"I want people to know that this is a definite reality for people in northern climates," Wika says. "They can have greens in the depths of winter."
This is the second winter green plants have filled her greenhouse. Wika, the chief gardener, keeps careful records on everything growing. She says she's still learning. What plants are best suited to winter production? What soil works best? What's the most efficient way to heat the greenhouse at night? Who has the best ideas for affordable construction?
Dozens of 3-foot-long pieces of plastic roof gutter filled with soil hang from the ceiling. Rows of them are suspended from just above the floor to head high. Thick green vegetation spills over the sides.

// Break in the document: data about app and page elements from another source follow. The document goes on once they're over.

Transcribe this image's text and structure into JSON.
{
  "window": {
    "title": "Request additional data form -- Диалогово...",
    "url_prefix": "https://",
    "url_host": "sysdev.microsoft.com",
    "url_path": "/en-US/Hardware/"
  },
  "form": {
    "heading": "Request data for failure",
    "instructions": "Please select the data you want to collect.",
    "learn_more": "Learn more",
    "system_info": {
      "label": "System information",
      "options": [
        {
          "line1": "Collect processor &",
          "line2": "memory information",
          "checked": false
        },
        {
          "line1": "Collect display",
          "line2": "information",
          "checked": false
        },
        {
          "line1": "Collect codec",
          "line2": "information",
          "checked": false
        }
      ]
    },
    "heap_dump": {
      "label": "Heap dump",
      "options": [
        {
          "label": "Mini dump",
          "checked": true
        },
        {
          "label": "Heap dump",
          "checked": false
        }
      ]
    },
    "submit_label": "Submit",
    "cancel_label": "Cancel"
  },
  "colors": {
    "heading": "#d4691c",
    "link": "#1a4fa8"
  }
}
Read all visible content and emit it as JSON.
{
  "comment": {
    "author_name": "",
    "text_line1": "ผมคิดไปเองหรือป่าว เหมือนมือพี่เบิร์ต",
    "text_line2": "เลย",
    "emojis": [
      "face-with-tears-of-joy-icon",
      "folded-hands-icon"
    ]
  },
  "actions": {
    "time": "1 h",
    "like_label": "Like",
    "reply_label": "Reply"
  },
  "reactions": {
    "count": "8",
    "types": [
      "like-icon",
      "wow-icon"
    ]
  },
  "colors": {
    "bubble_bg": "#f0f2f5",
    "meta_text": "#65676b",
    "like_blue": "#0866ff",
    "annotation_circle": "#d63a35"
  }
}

On the floor are plastic bags of soil with holes cut in them. Chinese cabbage, turnips, radishes and beets sprout from the bags. The heated rocks under the floor keep them warm.
"Today we'll harvest some red Russian kale and we'll also harvest some of this komatsuna which is another really fast growing and productive Asian green," says Wika, who praises the Asian greens as the "the real star in these deep winter greenhouses."
There are also trays of barley, looking like squares of lush green grass - a treat for the goats and cows the couple milk as part of their sustainable farming effort.
"When it comes to feeding time you just simply peel it out of there and chunk it up and they gobble it down," says Prieve, who trained as a large animal veterinarian. "It's candy, they look for it first thing when they come in and it's a more healthy form of energy than the straight grain."
In about a month, the greenhouse will be filled with young tomatoes and other plants getting a head start on the outdoor gardening season. In summer, Wika uses the greenhouse as a giant dehydrator to make sun-dried tomatoes.
Wika and Prieve eat fresh greens every day and they sell or trade produce to six families in the area.
There are a lot of varieties that do very well in the winter with little care. Still, Wika spends about eight hours a week planting, watering and harvesting.
"I'm in here more time than I'm working," says Wika, who holds a doctorate in sociology. "I always spend a lot of time just enjoying the sun and temperature. A lot of it is leisure and therapeutic."
The plants will keep growing. Wika expects another harvest in three weeks. "They have amazing ability for recharging," she says. "Some you might only get two harvests from, but there are some of these greens I might get four harvests from. They can be very productive."
Wika places a tray of kale on a bench and starts trimming the thick bushy plants with a sharp knife, dropping the greens into a plastic tub. As she's working, she sees Buddy Kasper peering into the greenhouse through fogged-over sunglasses. The 69-year-old drives 30 miles each week from Fergus Falls to get his fix of winter greens.
"You don't even worry about salad dressing or anything. You reach in and grab a handful and stuff 'em in your mouth," he says. "It's just all of these different flavors come together at once. It's all you need in the dead of winter."
If you're new to greenhouse gardening, you might be surprised to learn that cooling your greenhouse is just as important as heating it. Daytime temperatures can be too high for many plants even in cold climates, and the whipsaw change from daytime heat to nighttime cold is brutal. Often, it's not the frost that kills your plants, but the transition itself.
Design your greenhouse to include lots of venting, either manually operated or automatic. Some automatic systems are self-contained and require no electricity, while others are electronic but low-voltage. Whichever option you choose, some form of venting is a must.
Fred Decker is a trained chef and prolific freelance writer. He was educated at Memorial University of Newfoundland and the Northern Alberta Institute of Technology. His articles have appeared on numerous home and garden sites including Our Everyday Life, GoneOutdoors, TheNest and eHow.